The road across the dyke from Cox’s was not built until 1868. Prior to that time the only entrance to the District from West Haven was by the Waverly Grove Road which is now Platt Avenue. Early settlers going to Savin Rock forded Cove River across the flats to Bradley Point, the water many times being higher than the bottom of their wagons.
Jones Hill Road runs, after the fashion of early New England roads, in almost a straight line up hill and down dale. From the top of the hill an excellent view of New Haven and West Haven is obtained. This road is used by many now as a short cut from Oyster River to West Haven. If ever made into a good road it will, together with the improvement of Platt Avenue, carry a heavy traffic and relieve Ocean Avenue of some of its congestion.
Shingle Hill Road, once famous as the scene of automobile races conducted by the Yale Automobile Club, is not much travelled at present. The view from its summit is no doubt the finest in the District. At the foot of the hill lies Shingle Hill Park, recently fitted with fireplaces and a pure water supply. On a quiet night a person looking from the park out across the reservoir might well think themselves in the Adirondacks. Such is the advantage of living in West Haven, Shore and country combined.

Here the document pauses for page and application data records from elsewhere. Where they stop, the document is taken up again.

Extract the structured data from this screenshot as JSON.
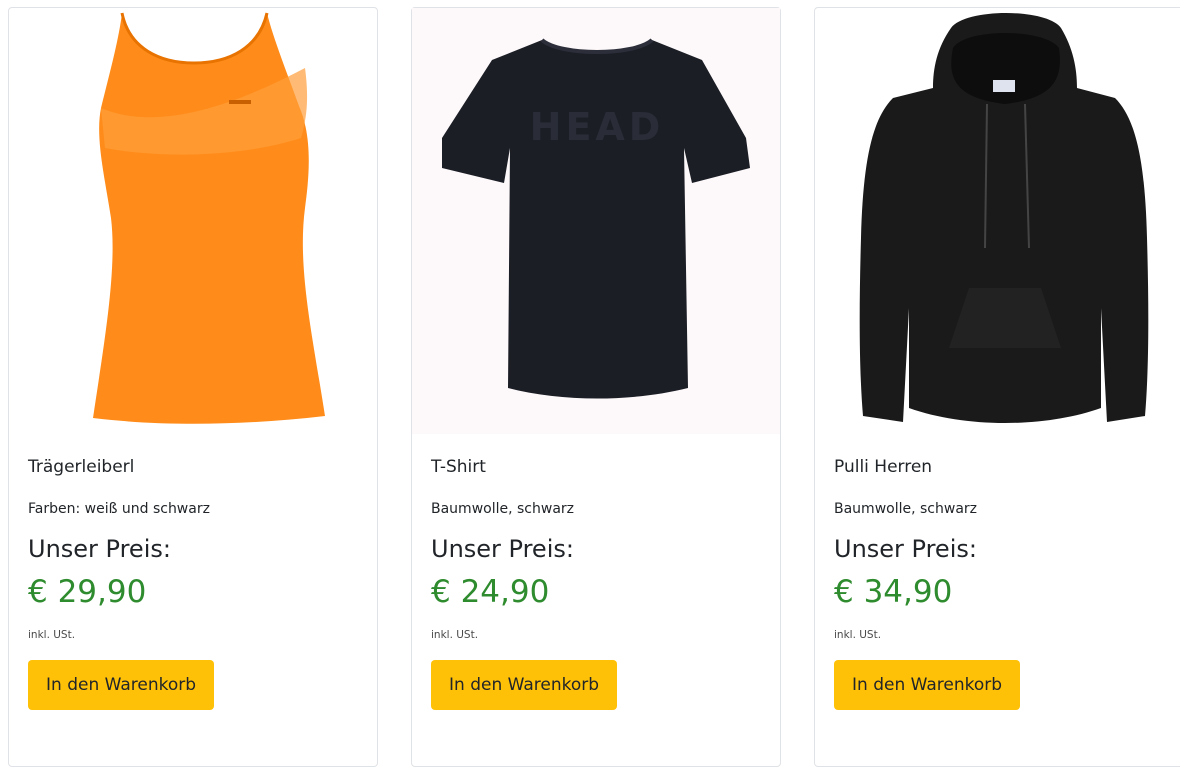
{
  "products": [
    {
      "title": "Trägerleiberl",
      "description": "Farben: weiß und schwarz",
      "price_label": "Unser Preis:",
      "price": "€ 29,90",
      "tax_note": "inkl. USt.",
      "button_label": "In den Warenkorb",
      "image_icon": "orange-tank-top",
      "image_color": "#ff8c1a"
    },
    {
      "title": "T-Shirt",
      "description": "Baumwolle, schwarz",
      "price_label": "Unser Preis:",
      "price": "€ 24,90",
      "tax_note": "inkl. USt.",
      "button_label": "In den Warenkorb",
      "image_icon": "black-t-shirt",
      "image_color": "#1c1e26",
      "image_print_text": "HEAD"
    },
    {
      "title": "Pulli Herren",
      "description": "Baumwolle, schwarz",
      "price_label": "Unser Preis:",
      "price": "€ 34,90",
      "tax_note": "inkl. USt.",
      "button_label": "In den Warenkorb",
      "image_icon": "black-hoodie",
      "image_color": "#1a1a1a"
    }
  ],
  "colors": {
    "price_green": "#2e8b2e",
    "button_yellow": "#ffc107",
    "card_border": "#dfe2e6"
  }
}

Ocean Avenue for many years extended only as far as the old Tyler farm near Colonial Inn. In 1852 a road was built from the shore at Colonial Inn across to Jones Hill Road. This road is now called Tyler Street. Ocean Avenue was extended to Oyster River in about 1892. A macadam surface was placed on Ocean Avenue from Rocky Beach to Oyster river about 1902. , No further improvement in Ocean Avenue was noted until 1920 when the State Road was built of concrete from Cox’s to Oyster River. Then new State Road eliminated two dangerous grade crossings at Sea Bluff and straightened the two bad curves at Dawson Avenue.